The EPA have today released the Water Quality in 2022 report, indicating that Ireland has not made any significant improvements in water quality for 2022. This follows a decade-long decline in water quality in Ireland.

Nutrient pollution is identified as one of the main drivers of the declines, specifically from agriculture and wastewater treatment. Nitrate pollution is a particular problem in the south and south east - 40% of our rivers and 20% of estuarine and coastal water bodies have too much nitrogen. The primary cause of this damage is intensive agriculture. 

The EPA clearly highlighted the importance of the next River Basin Management Plan in addressing all the pressures on water quality, but the measures in the draft plan have been widely criticised for being too weak to stem the tide on water pollution. It is imperative that the final River Basin Management Plan provides robust measures to adequately combat the multiple drivers of pollution.

Dr. Elaine McGoff, Natural Environment Officer with An Taisce said:

In what has now become an annual ritual, this report from the EPA again highlights the consistent decline in water quality.

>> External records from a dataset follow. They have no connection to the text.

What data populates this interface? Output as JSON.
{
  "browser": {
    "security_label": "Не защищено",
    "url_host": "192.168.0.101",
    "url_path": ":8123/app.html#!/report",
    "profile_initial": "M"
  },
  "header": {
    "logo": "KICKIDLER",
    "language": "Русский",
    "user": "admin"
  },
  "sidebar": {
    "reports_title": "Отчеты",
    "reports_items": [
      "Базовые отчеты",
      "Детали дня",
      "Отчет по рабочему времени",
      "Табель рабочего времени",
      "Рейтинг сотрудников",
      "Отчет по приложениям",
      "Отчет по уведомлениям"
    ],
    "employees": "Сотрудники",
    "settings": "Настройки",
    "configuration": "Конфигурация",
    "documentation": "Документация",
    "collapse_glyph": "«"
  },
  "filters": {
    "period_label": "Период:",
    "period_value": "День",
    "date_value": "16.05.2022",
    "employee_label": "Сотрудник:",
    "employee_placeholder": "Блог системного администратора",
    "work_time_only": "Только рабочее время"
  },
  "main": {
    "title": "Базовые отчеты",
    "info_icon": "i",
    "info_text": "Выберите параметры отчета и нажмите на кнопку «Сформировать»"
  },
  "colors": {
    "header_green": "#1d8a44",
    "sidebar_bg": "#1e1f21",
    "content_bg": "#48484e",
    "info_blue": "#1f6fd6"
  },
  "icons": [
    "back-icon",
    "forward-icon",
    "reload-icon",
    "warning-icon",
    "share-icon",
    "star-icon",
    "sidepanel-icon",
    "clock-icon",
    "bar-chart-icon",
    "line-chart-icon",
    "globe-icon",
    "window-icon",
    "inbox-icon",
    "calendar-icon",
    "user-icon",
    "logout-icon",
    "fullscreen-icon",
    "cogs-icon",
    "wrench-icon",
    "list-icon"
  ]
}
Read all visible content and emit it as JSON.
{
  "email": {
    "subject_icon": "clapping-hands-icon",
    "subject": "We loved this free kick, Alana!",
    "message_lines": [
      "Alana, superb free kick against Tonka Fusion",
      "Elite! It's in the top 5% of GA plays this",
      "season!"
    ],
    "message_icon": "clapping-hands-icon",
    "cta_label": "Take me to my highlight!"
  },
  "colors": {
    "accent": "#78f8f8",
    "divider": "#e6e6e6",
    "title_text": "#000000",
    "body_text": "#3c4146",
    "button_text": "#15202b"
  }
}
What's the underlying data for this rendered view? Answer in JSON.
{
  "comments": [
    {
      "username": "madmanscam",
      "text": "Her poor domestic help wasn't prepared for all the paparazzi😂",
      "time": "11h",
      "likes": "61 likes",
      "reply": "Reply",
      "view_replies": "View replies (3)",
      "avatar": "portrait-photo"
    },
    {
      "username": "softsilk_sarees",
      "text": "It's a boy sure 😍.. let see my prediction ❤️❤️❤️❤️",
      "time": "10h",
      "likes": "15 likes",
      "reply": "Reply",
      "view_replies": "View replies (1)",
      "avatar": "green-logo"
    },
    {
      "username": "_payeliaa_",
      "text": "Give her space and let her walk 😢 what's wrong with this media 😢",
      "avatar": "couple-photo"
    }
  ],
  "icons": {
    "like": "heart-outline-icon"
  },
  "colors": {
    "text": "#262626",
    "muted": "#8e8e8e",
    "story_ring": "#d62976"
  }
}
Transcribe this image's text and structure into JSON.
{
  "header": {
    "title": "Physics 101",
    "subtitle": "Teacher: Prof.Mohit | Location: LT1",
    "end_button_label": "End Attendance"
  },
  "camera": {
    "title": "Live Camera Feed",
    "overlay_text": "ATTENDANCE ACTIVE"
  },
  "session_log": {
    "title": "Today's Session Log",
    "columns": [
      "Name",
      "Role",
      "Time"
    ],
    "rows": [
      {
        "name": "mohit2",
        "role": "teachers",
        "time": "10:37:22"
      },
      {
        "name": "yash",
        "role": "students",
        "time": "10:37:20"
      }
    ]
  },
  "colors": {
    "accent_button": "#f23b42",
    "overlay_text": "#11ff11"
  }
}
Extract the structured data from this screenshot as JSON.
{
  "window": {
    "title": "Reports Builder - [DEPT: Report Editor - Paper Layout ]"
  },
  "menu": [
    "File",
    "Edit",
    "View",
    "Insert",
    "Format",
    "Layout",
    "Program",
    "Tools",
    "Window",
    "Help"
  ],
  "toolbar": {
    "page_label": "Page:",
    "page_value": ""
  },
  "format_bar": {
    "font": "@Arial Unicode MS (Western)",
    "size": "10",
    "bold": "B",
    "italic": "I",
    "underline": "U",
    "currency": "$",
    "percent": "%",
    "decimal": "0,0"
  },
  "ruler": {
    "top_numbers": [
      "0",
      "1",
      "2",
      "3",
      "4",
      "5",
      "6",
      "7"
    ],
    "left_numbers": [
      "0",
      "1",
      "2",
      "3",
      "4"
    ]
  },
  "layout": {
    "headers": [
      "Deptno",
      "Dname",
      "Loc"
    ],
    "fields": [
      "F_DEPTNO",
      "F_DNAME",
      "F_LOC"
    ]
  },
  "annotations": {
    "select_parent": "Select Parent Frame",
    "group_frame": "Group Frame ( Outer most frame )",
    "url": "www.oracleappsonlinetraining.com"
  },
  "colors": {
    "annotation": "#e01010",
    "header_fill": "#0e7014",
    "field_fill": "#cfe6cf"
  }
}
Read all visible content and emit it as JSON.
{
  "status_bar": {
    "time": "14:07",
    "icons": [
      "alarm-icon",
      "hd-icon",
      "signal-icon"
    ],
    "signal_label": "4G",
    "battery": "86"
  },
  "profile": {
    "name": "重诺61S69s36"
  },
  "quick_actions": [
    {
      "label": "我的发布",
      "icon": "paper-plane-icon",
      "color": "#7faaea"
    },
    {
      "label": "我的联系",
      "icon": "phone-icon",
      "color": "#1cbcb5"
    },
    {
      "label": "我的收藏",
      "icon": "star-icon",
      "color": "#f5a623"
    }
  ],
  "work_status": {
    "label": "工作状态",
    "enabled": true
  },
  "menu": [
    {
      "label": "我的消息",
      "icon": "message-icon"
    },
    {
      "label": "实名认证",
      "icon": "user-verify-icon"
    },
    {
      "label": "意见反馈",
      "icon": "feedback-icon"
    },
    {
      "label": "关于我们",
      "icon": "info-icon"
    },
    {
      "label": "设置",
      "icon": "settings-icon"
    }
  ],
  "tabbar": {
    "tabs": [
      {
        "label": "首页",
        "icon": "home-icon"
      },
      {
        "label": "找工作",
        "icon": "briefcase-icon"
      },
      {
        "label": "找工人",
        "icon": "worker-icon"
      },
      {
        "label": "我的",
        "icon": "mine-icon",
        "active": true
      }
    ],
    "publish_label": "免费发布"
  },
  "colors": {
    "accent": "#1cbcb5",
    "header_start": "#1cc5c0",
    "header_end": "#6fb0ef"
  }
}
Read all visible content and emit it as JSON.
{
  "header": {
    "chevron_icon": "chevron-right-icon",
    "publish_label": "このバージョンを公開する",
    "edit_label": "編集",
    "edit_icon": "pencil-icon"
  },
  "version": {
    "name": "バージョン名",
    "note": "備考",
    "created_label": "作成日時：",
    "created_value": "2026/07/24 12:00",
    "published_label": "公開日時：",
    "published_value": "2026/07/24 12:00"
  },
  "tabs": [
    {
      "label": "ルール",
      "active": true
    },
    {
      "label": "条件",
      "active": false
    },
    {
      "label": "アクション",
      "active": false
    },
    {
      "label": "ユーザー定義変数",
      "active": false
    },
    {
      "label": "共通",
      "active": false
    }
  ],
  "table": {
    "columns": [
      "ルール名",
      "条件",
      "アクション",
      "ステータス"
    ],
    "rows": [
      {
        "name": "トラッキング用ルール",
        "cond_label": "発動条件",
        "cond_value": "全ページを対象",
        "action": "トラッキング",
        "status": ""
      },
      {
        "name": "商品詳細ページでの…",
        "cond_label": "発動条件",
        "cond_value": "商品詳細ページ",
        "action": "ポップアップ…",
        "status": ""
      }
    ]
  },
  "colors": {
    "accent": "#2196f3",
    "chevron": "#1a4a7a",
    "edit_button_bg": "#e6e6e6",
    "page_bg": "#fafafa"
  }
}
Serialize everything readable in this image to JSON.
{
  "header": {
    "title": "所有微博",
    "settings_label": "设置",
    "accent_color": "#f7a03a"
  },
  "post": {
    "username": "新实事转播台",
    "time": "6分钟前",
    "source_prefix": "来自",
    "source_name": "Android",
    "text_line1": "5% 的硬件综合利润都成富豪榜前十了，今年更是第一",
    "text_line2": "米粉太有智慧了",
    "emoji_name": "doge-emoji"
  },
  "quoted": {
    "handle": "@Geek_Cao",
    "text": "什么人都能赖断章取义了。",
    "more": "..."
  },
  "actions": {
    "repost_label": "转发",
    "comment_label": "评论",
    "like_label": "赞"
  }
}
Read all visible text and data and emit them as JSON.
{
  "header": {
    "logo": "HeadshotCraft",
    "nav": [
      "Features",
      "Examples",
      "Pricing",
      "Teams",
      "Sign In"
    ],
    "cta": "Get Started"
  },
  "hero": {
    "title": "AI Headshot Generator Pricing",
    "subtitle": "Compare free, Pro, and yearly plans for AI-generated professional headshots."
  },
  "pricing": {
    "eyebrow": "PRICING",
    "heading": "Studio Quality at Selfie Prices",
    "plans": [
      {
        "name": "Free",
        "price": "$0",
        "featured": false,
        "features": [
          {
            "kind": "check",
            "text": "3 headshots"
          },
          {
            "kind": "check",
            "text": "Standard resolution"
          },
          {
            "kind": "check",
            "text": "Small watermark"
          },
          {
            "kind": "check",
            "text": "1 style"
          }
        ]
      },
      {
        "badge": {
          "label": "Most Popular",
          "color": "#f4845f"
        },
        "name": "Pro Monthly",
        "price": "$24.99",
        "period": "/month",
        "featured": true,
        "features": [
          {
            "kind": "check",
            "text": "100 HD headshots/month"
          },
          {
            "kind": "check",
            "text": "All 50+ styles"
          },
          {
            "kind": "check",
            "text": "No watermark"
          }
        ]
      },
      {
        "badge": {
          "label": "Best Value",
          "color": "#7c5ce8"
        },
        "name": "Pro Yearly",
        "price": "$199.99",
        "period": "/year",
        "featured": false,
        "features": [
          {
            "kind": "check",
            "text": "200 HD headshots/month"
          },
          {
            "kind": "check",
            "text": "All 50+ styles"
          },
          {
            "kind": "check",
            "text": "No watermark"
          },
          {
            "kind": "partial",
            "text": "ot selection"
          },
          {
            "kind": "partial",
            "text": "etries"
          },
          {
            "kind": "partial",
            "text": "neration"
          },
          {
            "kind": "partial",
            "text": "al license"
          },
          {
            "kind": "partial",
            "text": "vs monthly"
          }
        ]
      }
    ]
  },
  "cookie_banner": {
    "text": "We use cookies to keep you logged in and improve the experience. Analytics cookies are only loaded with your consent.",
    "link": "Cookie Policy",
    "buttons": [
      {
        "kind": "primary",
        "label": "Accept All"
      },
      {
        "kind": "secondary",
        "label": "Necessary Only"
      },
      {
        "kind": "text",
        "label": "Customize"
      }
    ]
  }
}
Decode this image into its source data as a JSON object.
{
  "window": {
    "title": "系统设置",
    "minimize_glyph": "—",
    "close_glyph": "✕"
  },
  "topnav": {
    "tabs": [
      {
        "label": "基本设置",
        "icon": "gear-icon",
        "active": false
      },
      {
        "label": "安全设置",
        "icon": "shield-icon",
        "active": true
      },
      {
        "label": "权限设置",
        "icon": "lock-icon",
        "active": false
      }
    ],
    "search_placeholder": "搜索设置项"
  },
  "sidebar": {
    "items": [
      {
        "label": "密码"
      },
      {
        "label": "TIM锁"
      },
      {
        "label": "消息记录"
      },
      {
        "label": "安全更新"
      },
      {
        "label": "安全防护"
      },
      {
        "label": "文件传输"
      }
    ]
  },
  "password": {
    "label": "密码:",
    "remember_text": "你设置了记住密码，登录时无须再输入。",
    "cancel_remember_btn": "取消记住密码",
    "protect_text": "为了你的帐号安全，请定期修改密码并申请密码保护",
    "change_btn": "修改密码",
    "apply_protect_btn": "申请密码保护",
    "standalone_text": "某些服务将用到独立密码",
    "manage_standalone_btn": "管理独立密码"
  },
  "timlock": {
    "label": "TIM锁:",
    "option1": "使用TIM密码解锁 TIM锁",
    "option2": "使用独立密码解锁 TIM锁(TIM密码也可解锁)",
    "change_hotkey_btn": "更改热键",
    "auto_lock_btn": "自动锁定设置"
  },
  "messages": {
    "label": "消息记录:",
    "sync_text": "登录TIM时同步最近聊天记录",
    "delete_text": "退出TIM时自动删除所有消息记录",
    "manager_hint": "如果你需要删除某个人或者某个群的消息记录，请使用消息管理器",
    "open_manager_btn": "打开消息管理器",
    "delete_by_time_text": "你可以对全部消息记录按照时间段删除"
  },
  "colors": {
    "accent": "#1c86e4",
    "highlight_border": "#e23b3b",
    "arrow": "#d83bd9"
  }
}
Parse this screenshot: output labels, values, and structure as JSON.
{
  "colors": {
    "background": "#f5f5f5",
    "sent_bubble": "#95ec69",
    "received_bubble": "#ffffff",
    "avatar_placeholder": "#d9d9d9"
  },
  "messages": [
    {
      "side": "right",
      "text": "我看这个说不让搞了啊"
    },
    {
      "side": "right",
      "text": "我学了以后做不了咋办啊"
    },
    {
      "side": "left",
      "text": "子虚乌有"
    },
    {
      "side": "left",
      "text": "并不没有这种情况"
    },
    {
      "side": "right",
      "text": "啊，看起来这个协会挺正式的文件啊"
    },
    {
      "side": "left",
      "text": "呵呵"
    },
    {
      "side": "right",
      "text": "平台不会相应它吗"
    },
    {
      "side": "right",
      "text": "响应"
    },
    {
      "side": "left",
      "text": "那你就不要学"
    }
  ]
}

While there have been some small improvements, they’re overshadowed by declines. This is not a good news story.

This will come as no surprise to anyone working in the area. Dairy intensification is the main driver for nitrate pollution in the south and south east. Ireland now has approximately 1.6 million dairy cows, that’s an increase of around 50% in the last decade, with a 1.4% increase in 2022. It’s no surprise that average nitrate levels in rivers and estuaries also increased.

The EPA have clearly highlighted that the agricultural sector and Uisce Eireann need to step up to address this ongoing nutrient pollution, but this report is another clear indication that the water protection measures currently in place are failing to adequately protect our rivers, coast and groundwater from agricultural run-off. 

It’s also shocking that our waste water treatment plants are still polluting our waterways in this day and age. It is critical that the Government take the necessary steps, and provide the necessary funding to halt wastewater discharges into all water bodies.

We need a step change in how we manage our waters and how we manage land within their catchments. We can’t keep doing largely the same thing, and expecting a different outcome. The government is in the middle of drafting up a new plan for how we manage water, this is our chance to change the direction of travel and to put ambitious and far reaching measures that are clearly necessary in place. It remains to be seen if they’ll do that.” 


For further information, contact:

Elaine McGoff, Natural Environment Officer, An Taisce: 085 7153796

email: [email protected]

An Taisce The National Trust for Ireland

An Taisce - Protecting Ireland’s heritage, safeguarding its future

An Taisce is a charity that works to preserve and protect Ireland's natural and built heritage. We are an independent charitable voice for the environment and for heritage issues. We are not a government body, semi-state or agency. Founded in 1948, we are one of Ireland’s oldest and largest environmental organisations.